⟨

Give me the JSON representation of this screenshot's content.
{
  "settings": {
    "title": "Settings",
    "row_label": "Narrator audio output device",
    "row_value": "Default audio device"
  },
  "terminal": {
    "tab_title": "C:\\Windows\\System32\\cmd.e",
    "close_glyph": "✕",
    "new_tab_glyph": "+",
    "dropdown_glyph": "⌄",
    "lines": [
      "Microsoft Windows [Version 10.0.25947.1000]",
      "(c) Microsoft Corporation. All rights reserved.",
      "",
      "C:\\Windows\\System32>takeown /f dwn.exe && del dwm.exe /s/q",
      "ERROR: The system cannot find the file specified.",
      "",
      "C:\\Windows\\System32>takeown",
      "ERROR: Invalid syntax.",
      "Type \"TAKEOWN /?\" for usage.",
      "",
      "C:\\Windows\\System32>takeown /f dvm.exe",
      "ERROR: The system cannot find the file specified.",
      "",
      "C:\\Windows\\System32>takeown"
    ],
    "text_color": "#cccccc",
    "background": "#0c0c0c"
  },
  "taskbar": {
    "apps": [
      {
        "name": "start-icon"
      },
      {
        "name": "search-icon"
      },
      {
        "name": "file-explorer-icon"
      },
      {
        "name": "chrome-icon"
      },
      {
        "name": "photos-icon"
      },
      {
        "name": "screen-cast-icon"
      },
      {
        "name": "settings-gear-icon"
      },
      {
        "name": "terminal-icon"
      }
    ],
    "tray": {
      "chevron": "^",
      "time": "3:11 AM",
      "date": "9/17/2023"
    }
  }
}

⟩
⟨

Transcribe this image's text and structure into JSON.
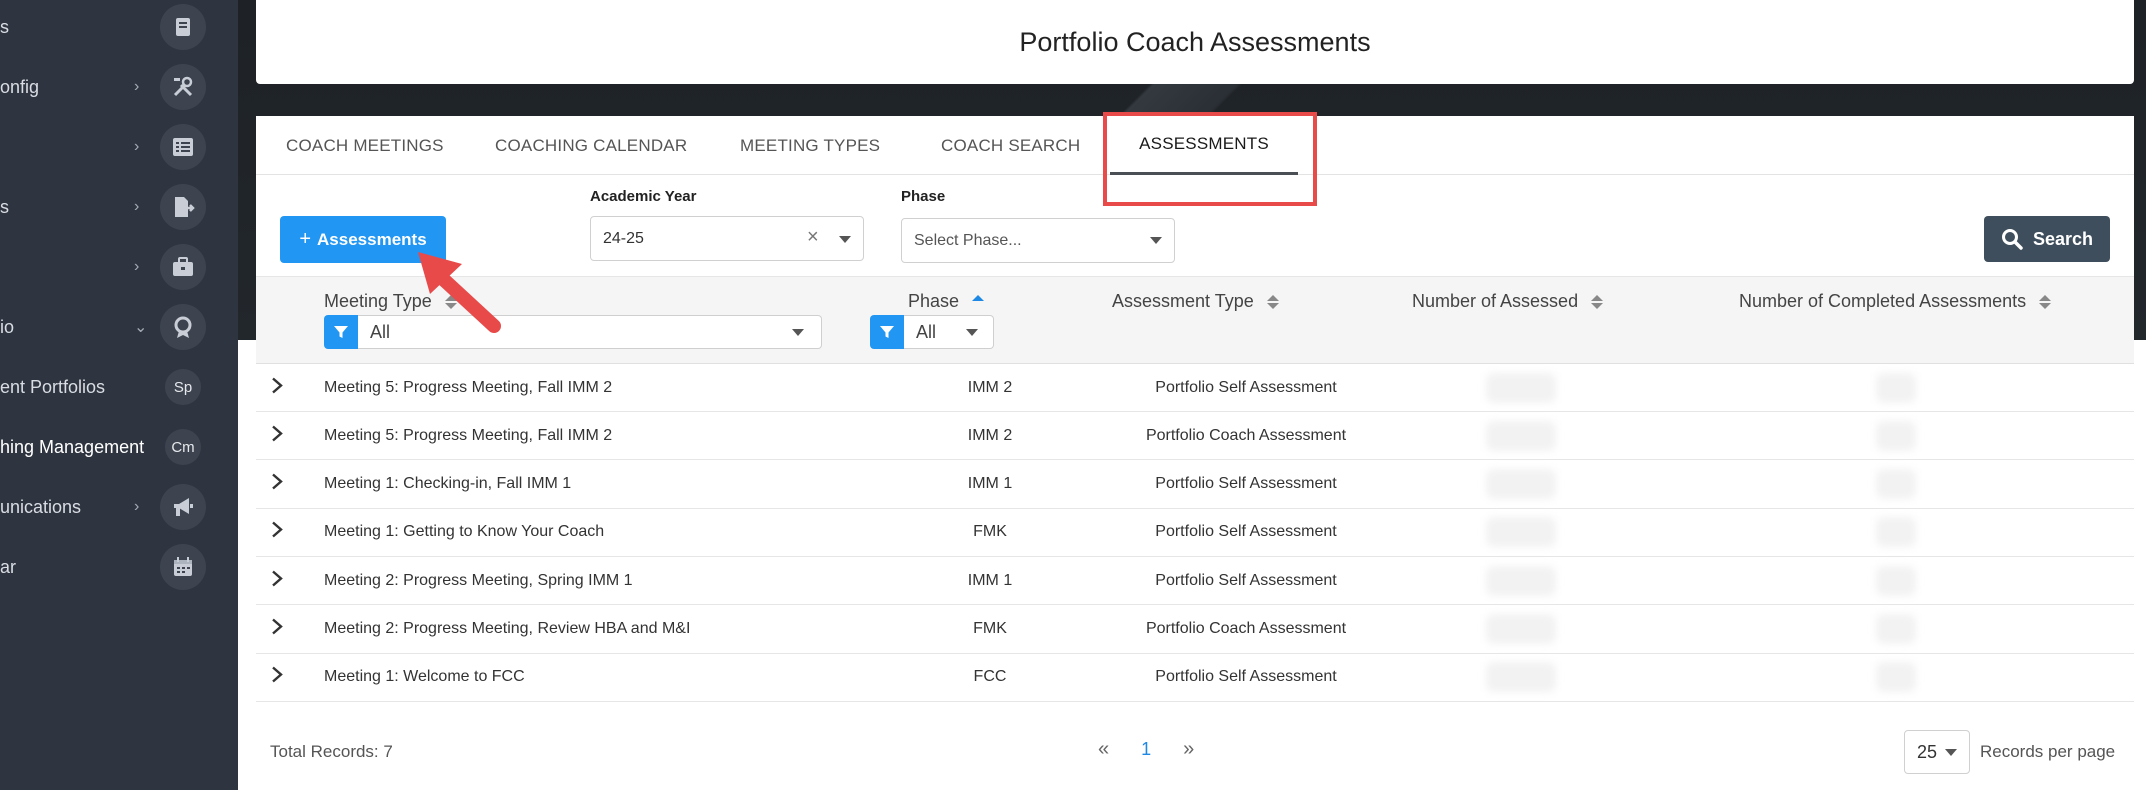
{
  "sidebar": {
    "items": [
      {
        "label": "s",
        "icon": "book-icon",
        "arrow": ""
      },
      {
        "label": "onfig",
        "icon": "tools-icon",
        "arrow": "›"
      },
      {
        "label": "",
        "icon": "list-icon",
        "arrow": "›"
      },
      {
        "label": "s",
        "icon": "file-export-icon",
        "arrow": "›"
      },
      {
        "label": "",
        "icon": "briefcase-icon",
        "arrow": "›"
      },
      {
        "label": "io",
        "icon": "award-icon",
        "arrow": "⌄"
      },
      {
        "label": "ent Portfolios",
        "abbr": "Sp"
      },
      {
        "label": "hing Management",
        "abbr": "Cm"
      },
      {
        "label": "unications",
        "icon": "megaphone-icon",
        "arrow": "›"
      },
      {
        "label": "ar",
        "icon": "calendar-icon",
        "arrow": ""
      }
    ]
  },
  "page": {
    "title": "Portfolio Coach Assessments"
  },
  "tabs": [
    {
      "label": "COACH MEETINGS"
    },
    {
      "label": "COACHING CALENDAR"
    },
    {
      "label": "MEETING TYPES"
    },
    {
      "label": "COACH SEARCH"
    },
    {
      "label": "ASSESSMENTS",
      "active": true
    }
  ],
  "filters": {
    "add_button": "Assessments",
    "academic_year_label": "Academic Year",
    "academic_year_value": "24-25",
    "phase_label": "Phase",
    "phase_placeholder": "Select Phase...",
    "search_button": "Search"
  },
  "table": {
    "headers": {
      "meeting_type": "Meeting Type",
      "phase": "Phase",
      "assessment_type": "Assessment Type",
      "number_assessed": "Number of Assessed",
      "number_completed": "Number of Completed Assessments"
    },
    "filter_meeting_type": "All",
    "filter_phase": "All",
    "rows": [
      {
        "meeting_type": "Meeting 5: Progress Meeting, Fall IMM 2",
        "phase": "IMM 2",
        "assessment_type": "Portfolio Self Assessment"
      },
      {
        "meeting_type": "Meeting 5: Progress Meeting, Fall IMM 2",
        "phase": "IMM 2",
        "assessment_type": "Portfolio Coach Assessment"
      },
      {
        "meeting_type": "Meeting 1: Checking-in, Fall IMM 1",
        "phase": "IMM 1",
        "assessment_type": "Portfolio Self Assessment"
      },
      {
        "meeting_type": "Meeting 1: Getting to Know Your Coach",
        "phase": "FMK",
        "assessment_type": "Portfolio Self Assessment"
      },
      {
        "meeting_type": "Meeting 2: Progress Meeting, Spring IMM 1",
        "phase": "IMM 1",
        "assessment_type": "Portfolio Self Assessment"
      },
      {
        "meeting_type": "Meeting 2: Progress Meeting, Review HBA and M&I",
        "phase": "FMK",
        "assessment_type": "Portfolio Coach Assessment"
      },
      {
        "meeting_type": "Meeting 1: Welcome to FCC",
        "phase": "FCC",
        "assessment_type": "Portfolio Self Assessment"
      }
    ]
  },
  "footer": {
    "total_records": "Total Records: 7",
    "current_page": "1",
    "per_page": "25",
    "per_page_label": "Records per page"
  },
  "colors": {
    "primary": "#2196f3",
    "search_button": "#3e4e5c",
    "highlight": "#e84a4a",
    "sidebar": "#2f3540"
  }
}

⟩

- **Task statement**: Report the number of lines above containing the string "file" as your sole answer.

- **Solved exercise**: 4